- **ABOUT THIS TASK**: Lines with the word "icon" are the ones wanted. Copy each of them from the entries below.

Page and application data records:
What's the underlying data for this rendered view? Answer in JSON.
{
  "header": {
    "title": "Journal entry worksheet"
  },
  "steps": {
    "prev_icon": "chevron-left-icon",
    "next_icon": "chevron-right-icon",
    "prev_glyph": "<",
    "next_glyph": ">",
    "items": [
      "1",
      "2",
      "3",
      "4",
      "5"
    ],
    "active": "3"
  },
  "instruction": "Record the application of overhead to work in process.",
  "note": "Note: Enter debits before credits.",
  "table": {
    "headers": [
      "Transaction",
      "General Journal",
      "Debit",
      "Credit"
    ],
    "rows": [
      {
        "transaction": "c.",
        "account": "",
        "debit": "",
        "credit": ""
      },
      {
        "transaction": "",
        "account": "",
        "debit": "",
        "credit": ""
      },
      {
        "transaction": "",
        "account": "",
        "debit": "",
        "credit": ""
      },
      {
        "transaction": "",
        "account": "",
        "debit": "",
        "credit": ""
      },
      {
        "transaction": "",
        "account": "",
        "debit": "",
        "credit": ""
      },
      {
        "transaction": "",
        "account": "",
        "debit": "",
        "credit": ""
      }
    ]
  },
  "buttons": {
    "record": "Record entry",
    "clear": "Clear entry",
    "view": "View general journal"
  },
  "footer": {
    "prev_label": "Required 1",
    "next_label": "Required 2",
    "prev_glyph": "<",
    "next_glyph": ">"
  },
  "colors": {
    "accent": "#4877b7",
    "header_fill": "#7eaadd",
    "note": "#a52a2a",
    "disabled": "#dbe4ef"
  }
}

- **SOLUTION TO THIS PROBLEM**:
    "prev_icon": "chevron-left-icon",
    "next_icon": "chevron-right-icon",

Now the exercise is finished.